Also at the Congress Martha Cerda (Guadalajara Center) succeeded Lucina Kathmann as Chair of the Women Writers’ Committee; Veno Taufer (Slovene PEN) succeeded Boris Novak, who’d opposed holding the Congress in Moscow and had stepped down as chair of the Writers for Peace Committee, and Eugene Schoulgin (Swedish PEN) was confirmed as the new Writers in Prison Committee Chair.

In his farewell comments as WiPC chair Moris Farhi quoted Günter Grass’s address  that literature always breaks the silence. Moris added that by breaking the silence, by telling the truth and exposing wrong-doing, literature also defied fear and embraced courage. The members of International PEN had witnessed this defiance of fear and the manifestation of courage time and again. Moris noted among those with courage were Grigory Pasko, Alexander Tkachenko and our colleague Boris Novak.
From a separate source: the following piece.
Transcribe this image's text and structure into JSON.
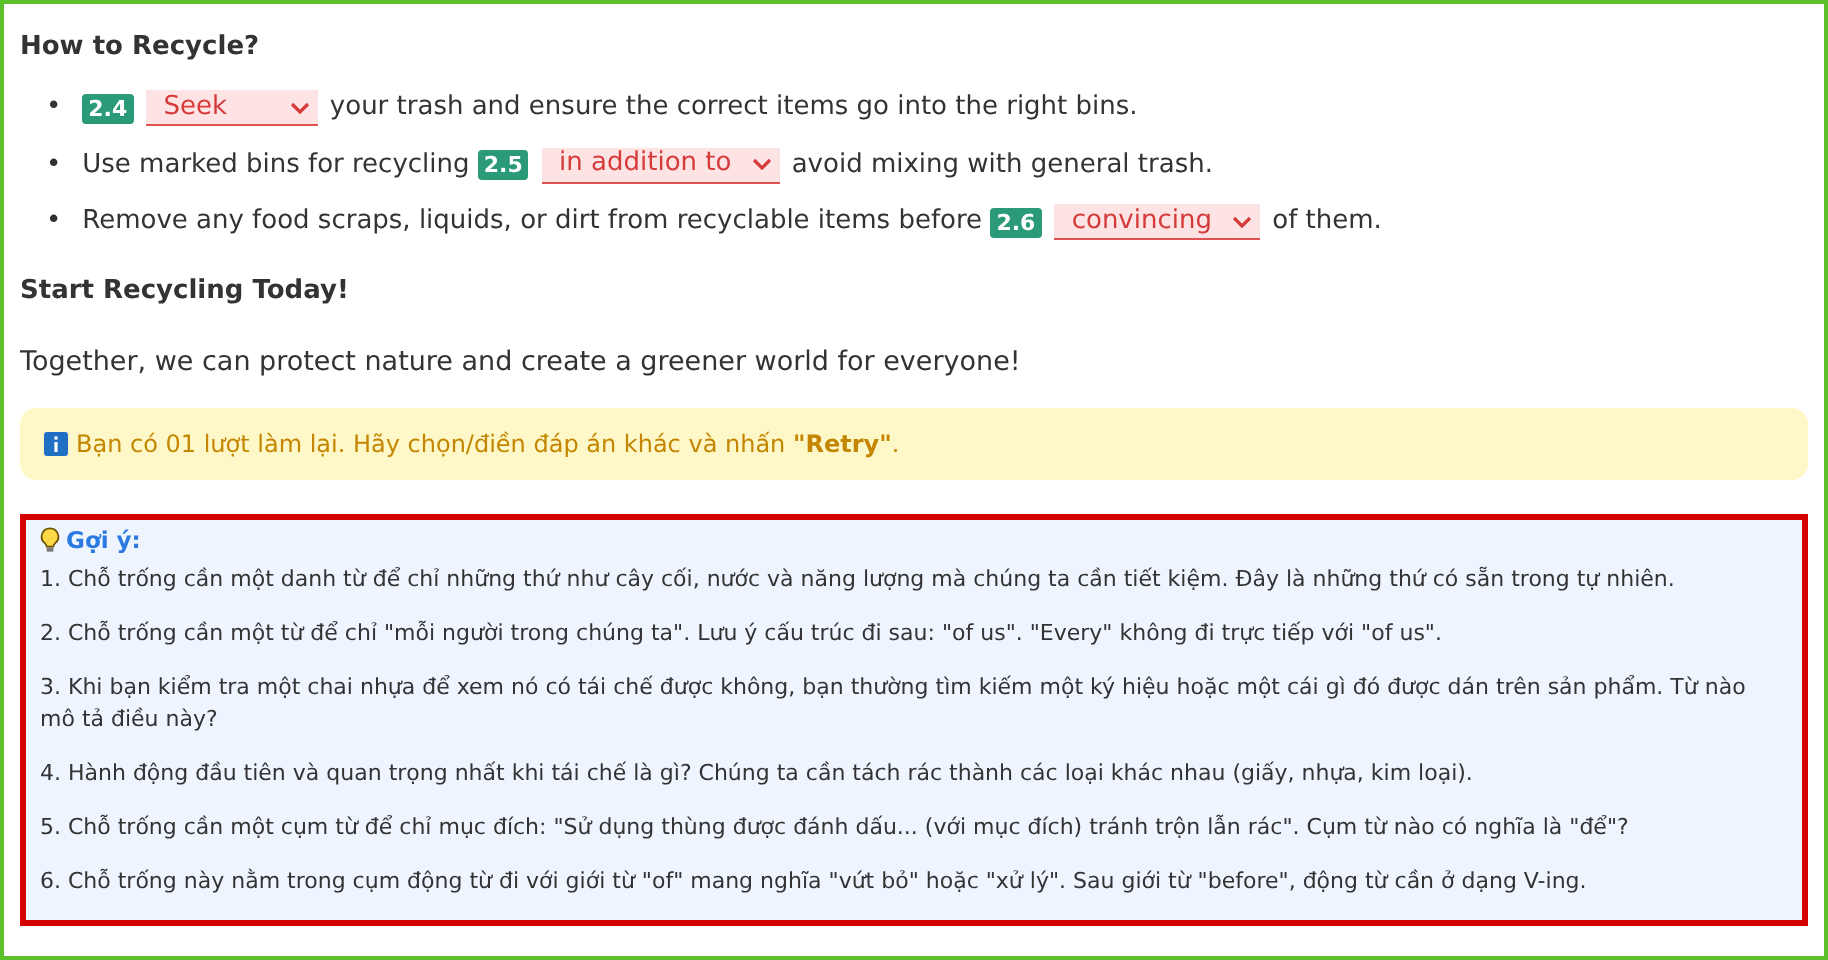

The Moscow Congress saw the return of delegates from Chinese PEN after a decade-long absence post Tiananmen Square. Two resolutions on China were presented, one calling for the release of dissident writers imprisoned in China and another protesting the long prison terms for writers in Tibet. The Chinese delegate objected to both resolutions, arguing first that Tibet shouldn’t be singled out as though it were not part of China. He also said that the Chinese people and Chinese writers cared for human rights after centuries of feudal society, but the West emphasized individual rights and values while the Chinese valued collective human rights and obligations to the family and society. The Chinese believed that human rights in a given country were related to the social system, the level of economic development and historical and cultural traditions of that country, and they encompassed the right to development and subsistence. A country of more than 1.2 billion people had to find food and clothing. It was impossible for one pattern to solve all existing problems. The Cold War had ended, but its influence remained with those who believed their values, their concept of human rights, their position were the only correct ones in the world. Dialogue was the only way to resolve the differences of view, a dialogue based on equality and mutual respect.
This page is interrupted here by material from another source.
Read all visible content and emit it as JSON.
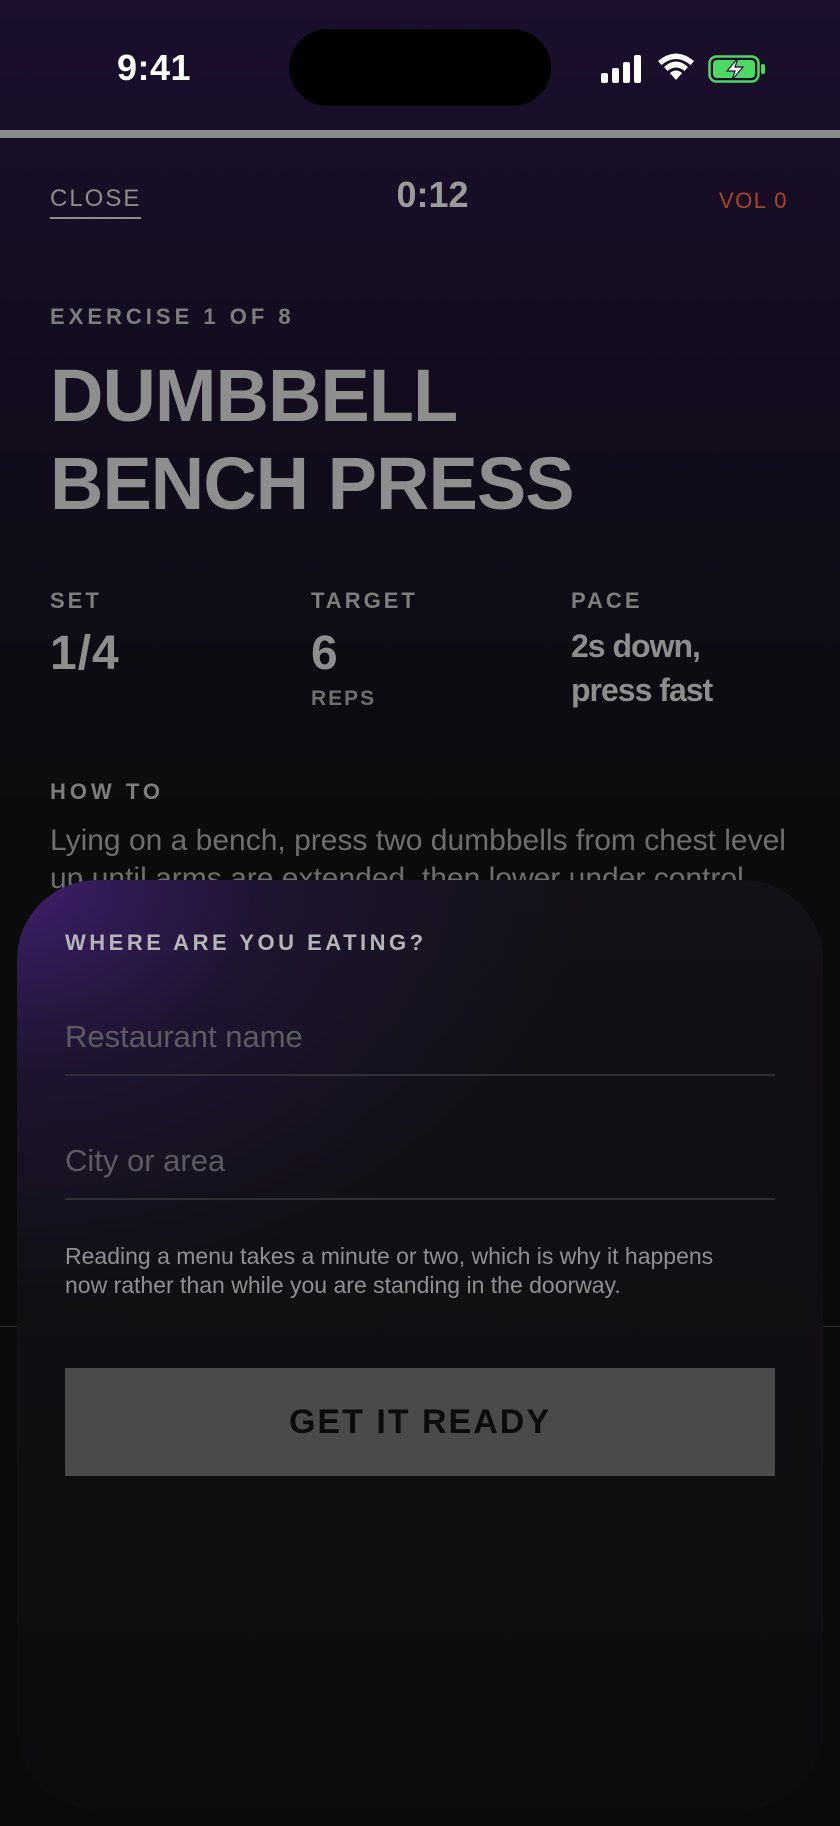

Hands shot up seeking to respond. At least 25 delegates at the Assembly spoke, welcoming the return of the Chinese delegates to the PEN Congress, but most taking exception to the argument of the relativity of human rights in PEN’s work. The first to speak was Eric Lax of PEN Center USA West who said he appreciated the speaker’s comments but wanted to add that the PEN Charter, to which all members subscribed, was very clear that freedom to write was a basic tenant of the organization and that information should pass unimpeded without restriction. Some questioned the way the resolution was written. Alexander Tkachenko of Russian PEN said he felt PEN should be understanding of people living under a regime about which the rest of PEN knew little. It was up to the Assembly to decide whether to support the resolution; they needn’t accept the Chinese delegate’s opinion, but they should respect it. He didn’t want the Chinese to be missing from PEN for another ten years. PEN should be tolerant of those for whom it was extremely dangerous to discuss such questions. The Assembly applauded. A small amendment was made to the resolutions, both of which passed with large majorities, though not unanimously.
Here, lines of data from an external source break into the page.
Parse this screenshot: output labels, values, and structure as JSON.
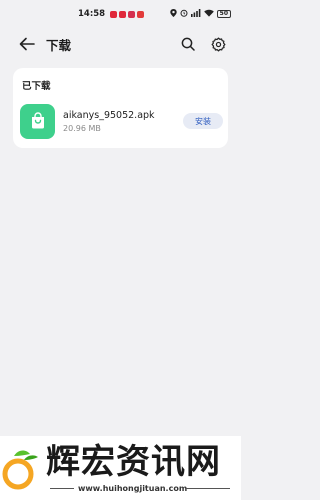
{
  "status_bar": {
    "time": "14:58",
    "notification_icon_colors": [
      "#e0283a",
      "#e0283a",
      "#d4304f",
      "#e23a3a"
    ],
    "icons": [
      "location-icon",
      "alarm-icon",
      "signal-icon",
      "wifi-icon"
    ],
    "battery": "50"
  },
  "header": {
    "title": "下载",
    "icons": [
      "back-arrow-icon",
      "search-icon",
      "settings-icon"
    ]
  },
  "downloads": {
    "section_label": "已下载",
    "items": [
      {
        "name": "aikanys_95052.apk",
        "size": "20.96 MB",
        "action_label": "安装",
        "icon": "shopping-bag-icon",
        "icon_color": "#3ed08c"
      }
    ]
  },
  "watermark": {
    "title": "辉宏资讯网",
    "url": "www.huihongjituan.com"
  },
  "colors": {
    "background": "#f1f1f3",
    "card": "#ffffff",
    "accent": "#2d5bbf",
    "install_bg": "#e7ebf5"
  }
}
The following year the Independent Chinese PEN Center (ICPC) came into being, a center of independent writers and democracy activists inside and outside of China. One of the founding members and the second president of ICPC (2003-2007) was writer Liu Xiaobo, on whose behalf PEN worked twice when he was imprisoned after Tiananmen Square and again when he was arrested in 2009. Liu Xiaobo was the first Chinese citizen to win the Nobel Prize for Peace in 2010, but he was incarcerated in a Chinese jail, and he died in custody in 2017.

Next installment: PEN Journey 25: War and more War: Retreat to London